A great piece of content is a waste if it’s featured on the wrong site. So, how do you determine where to put your native ads?
In most cases, it’s a joint effort between you and the platform you use for running your native ads (e.g., AdRoll). You select the behavioral, interest, and/or demographic targeting you want. Then, the platform will automatically show your ads on the sites in their network that match your audience. Some platforms let you choose specific sites, but most only allow you to block sites on which you don’t want the ads to run.
An example of how AdRoll allows you to choose the types of sites on which your ads will be displayed.
Native advertising platforms help businesses choose the best outlets for their content and connect to more prominent media outlets. Below are some of the other top players:
4) Choose a Creative That Resonates but Does NOT Stand Out
What should your creative look like? For one, it should relate to the message of the ad. But, above all else, it should NOT stand out.
Sure, it sounds counter to everything you might have learned about advertising, but in contrast to native ads, traditional display ads are supposed to be intrusive and stand out from the medium on which they are published.
Let’s look at two native advertising examples…
Patrón Tequila promoted a fun and engaging piece of content on Twitter to celebrate International Margarita Day. People on Twitter regularly celebrate obscure holidays and label their images with related hashtags. Since Twitter is a social platform, the brand published engaging, social-focused content to match the site. And as you can see, the ad doesn’t stand out too much from the other content.

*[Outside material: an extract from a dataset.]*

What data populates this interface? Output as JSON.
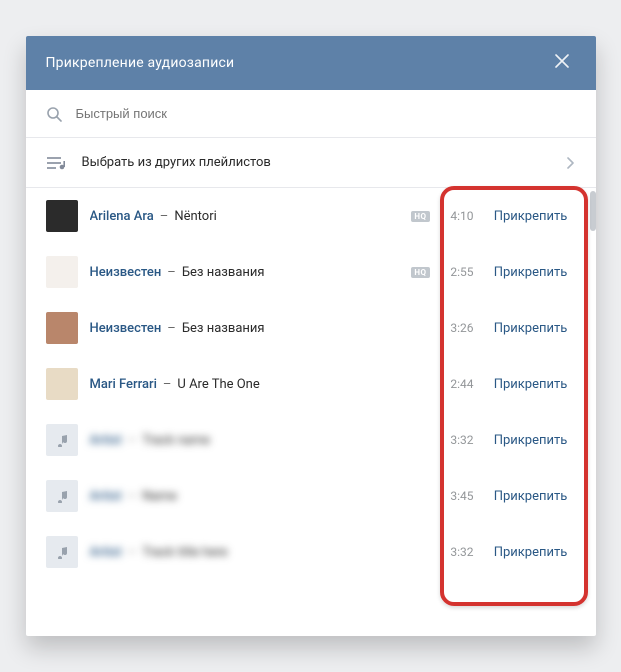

Forbes published this Audi A-6 native ad in between all of its organic content. If you didn’t see that small “Advertisement” label at the bottom of the content section, you wouldn’t even realize it was an ad. The ad blends in with the website and is similar to the rest of the articles on the site.
TIP: A highly relevant, engaging creative will win every time—but not without some testing. You can’t expect to run one ad and strike it rich. It’s rare for this to happen, even if you know your target audience inside and out. Testing reveals which creative and written content your target responds to. In addition, think about testing different copy combinations to see which one resonates most with your audience.
5) Track Your Progress and Adjust Your Campaigns
The last step is to track your results, tweak the ads to make them better, and republish. Remember the section about business goals? If you don’t have a goal or any KPIs (key performance indicators), you won’t know which ads are working and which ones are draining your budget.
Review data daily and adjust as you go. If a campaign isn’t meeting your KPIs, consider pausing it and trying a different creative or copy. Suppose all of your ads aren’t performing. In that case, it might mean your target audience isn’t responding to your message, which could indicate a need to revisit your research and content selections.
Creating a Solid Native Advertising Strategy – What You Need to Know
We realize there is a lot to unpack for this topic, and we did our best to provide an overview so that you have a jumping-off point to start your native advertising campaigns.
In this article, we discussed the steps you must take to create and execute a successful native advertising strategy. To recap, you should…
- Start with specific campaign goals
- Know your target audience and the content they consume
- Choose the best publisher by relevance, demographics, and audience size
- Choose a creative that resonates but doesn’t stand out
- Track your progress and adjust your campaigns
Still find yourself struggling to put together a powerful native advertising strategy? We get it. It can take time to learn this on your own, and testing campaigns out for the first time often results in wasted marketing dollars due to avoidable mistakes.
If you want to work with advertising experts who know how to get the most out of your marketing budget, contact us here. Let’s discuss your goals and vision for your business growth.